Yahoo confirms gigantic breach: 500m users affected

As expected, Yahoo has confirmed it faced a gigantic breach and has finally recommended users change their passwords.

As expected, Yahoo has confirmed it faced a gigantic breach and has finally recommended users change their passwords.

If you have an account with Yahoo and haven’t changed your password since 2014, now is the time to do it. The company confirmed today a copy of sensitive user account information was stolen from its network in “late 2014” and suspects the attacker was a state-sponsored actor.

Details exposed included “names, email addresses, telephone numbers, dates of birth, hashed passwords (the vast majority with bcrypt) and, in some cases, encrypted or unencrypted security questions and answers”, Yahoo said.

“We are working closely with law enforcement authorities and notifying potentially affected users of ways they can further secure their accounts,” Yahoo said.

Yahoo’s disclosure came a day after a report by Recode that the company was preparing to announce details of a breach this week, with sources claiming it was worse than the 200 million users affected as previously reported. It comes at a delicate time for the Yahoo which is midway through an $4.8bn sale of its core business to US telecoms giant Verizon.

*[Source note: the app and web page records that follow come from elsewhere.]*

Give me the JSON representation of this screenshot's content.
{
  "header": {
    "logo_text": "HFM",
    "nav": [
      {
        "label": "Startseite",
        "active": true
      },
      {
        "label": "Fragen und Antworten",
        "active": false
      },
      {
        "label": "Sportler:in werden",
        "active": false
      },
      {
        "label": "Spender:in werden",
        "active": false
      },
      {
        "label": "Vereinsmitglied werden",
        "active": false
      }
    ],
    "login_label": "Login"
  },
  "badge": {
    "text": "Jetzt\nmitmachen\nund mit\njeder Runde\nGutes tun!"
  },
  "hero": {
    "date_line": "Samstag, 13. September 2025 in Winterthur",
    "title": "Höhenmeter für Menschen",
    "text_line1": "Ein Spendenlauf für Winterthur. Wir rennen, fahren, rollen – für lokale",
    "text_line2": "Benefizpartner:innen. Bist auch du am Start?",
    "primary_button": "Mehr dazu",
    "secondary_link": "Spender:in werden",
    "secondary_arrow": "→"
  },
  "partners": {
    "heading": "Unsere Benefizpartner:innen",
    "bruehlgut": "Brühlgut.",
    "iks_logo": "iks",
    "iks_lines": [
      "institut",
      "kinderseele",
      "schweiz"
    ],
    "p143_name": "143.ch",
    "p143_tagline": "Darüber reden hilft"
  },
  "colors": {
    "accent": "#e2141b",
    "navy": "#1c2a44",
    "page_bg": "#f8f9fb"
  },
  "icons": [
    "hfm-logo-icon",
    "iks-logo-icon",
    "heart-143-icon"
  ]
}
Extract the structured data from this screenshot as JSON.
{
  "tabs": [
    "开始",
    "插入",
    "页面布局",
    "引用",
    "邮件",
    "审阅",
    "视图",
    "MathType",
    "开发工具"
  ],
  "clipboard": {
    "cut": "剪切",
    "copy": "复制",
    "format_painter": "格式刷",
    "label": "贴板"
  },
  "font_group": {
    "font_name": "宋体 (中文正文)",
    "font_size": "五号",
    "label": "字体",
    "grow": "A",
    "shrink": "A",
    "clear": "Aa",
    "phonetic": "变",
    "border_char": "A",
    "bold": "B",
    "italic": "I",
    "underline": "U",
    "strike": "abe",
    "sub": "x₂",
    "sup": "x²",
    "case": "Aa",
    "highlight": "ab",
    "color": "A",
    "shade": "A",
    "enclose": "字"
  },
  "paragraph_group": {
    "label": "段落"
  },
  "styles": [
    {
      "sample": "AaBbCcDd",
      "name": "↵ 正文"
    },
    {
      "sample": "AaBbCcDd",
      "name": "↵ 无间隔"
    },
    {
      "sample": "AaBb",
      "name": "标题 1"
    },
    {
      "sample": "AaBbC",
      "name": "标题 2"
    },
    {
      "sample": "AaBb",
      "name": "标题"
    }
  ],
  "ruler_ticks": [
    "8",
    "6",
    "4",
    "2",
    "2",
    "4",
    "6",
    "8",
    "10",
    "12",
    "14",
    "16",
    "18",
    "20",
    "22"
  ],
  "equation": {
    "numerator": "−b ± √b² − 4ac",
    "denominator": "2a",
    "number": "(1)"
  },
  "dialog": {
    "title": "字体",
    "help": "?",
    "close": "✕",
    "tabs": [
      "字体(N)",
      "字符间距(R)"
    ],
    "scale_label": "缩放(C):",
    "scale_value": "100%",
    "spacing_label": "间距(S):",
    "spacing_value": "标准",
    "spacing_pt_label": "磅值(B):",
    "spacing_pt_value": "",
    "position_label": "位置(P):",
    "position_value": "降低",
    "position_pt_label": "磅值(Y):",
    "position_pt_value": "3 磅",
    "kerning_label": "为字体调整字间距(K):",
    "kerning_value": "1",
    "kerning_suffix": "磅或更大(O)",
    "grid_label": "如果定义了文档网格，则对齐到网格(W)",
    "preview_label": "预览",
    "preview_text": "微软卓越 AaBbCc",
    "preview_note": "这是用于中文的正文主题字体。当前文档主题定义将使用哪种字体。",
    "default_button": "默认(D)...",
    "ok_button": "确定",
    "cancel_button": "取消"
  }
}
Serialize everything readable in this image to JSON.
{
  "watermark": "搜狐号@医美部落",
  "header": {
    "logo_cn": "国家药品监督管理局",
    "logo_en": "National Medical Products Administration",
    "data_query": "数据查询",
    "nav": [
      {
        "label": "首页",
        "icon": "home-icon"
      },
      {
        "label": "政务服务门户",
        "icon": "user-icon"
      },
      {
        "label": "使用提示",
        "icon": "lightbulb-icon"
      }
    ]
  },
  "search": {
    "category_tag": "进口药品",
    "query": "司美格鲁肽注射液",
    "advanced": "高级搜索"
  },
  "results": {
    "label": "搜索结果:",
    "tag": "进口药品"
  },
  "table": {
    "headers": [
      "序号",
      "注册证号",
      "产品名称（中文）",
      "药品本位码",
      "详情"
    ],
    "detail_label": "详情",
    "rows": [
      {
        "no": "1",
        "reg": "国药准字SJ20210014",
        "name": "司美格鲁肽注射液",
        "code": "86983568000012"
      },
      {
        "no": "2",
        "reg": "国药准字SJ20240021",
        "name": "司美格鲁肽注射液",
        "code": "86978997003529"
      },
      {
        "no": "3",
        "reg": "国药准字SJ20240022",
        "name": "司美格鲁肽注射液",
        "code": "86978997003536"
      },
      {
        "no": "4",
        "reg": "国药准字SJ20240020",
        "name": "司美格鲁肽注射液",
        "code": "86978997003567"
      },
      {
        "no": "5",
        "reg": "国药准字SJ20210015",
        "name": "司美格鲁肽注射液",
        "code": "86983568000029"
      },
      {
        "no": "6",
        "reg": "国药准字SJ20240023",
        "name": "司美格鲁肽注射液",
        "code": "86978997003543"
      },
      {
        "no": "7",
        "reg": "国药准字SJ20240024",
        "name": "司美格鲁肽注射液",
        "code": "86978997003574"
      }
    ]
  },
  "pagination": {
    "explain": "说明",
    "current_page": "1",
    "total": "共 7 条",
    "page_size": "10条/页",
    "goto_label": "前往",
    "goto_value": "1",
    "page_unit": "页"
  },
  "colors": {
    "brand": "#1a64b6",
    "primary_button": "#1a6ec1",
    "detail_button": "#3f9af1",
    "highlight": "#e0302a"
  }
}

A hacker using the name Peace in August told Motherboard he was selling 200 million Yahoo user credentials that were thought to be stolen in 2012, but clearly the date and scale of the breach disclosed today make it far worse than previously thought.

Yahoo subsequently launched an investigation to determine the extent of the breach, but did not recommend users change their passwords or, as some companies do following a breach, force a password reset.

Indeed, the breach of 500 million user credentials may go down as the largest breach in history, following similarly massive credential leaks of LinkedIn,, and Myspace passwords in the past year.

Yahoo said the suspected state-sponsored actor was not currently in its network.

Yahoo’s investigation is ongoing, but it believes that details stolen did not include payment card data, bank account information, which were stored in a different system to the one that was breached.

While it’s only recommending users change their password if they haven’t done so since 2014, Yahoo hasn’t said when the breach occurred.

The company’s notification to affected users will also include steps to invalidate unencrypted security questions and answers.

Yahoo has also published an FAQ about the breach here.

Tags breachprivacypassword protectionYahoopassword managementcybercrimesencryptedunencryptedCSO AustraliaLiam Tungbcrypt

Show Comments